Items from an interface collection
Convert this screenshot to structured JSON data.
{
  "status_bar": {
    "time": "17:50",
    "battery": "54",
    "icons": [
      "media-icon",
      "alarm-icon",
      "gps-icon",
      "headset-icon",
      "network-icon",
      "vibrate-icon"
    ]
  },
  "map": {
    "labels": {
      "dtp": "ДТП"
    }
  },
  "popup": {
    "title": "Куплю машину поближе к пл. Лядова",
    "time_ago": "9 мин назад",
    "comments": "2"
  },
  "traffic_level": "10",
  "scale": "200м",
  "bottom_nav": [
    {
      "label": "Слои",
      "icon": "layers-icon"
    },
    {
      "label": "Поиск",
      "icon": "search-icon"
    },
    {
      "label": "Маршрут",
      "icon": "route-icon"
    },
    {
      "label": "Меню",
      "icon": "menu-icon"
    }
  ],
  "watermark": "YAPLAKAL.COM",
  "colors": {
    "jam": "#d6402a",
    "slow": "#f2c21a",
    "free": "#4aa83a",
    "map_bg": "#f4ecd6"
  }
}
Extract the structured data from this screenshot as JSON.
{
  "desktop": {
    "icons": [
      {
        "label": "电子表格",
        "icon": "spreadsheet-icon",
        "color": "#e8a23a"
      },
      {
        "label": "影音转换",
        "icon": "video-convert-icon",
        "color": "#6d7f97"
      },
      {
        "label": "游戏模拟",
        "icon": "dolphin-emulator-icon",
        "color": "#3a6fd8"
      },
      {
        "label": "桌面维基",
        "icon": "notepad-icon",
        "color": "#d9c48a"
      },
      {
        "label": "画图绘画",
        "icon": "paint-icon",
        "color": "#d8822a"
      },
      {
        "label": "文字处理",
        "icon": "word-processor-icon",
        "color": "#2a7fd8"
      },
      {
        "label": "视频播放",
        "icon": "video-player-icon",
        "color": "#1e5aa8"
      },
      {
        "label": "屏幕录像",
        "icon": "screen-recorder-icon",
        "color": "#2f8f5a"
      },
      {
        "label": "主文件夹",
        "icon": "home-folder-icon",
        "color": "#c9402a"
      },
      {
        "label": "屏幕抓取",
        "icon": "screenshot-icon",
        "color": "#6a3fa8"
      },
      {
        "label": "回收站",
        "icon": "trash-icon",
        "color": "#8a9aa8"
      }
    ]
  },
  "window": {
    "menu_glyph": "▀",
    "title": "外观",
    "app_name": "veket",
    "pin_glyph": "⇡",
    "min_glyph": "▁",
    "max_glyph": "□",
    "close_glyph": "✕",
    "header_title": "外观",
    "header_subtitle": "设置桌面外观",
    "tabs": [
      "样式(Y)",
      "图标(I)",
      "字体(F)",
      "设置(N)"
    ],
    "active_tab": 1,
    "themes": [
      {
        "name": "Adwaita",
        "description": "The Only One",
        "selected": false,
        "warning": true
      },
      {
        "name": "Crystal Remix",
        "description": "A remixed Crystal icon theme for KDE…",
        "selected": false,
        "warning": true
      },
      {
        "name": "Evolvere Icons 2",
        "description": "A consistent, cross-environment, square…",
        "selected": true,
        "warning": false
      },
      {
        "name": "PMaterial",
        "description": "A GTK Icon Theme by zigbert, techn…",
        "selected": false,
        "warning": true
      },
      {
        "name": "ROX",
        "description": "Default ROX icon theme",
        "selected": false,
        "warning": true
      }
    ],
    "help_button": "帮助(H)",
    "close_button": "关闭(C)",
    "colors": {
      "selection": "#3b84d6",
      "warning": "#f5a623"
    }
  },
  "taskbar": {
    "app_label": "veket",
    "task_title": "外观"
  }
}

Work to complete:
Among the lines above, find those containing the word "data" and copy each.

Solved exercise:
Convert this screenshot to structured JSON data.
Extract the structured data from this screenshot as JSON.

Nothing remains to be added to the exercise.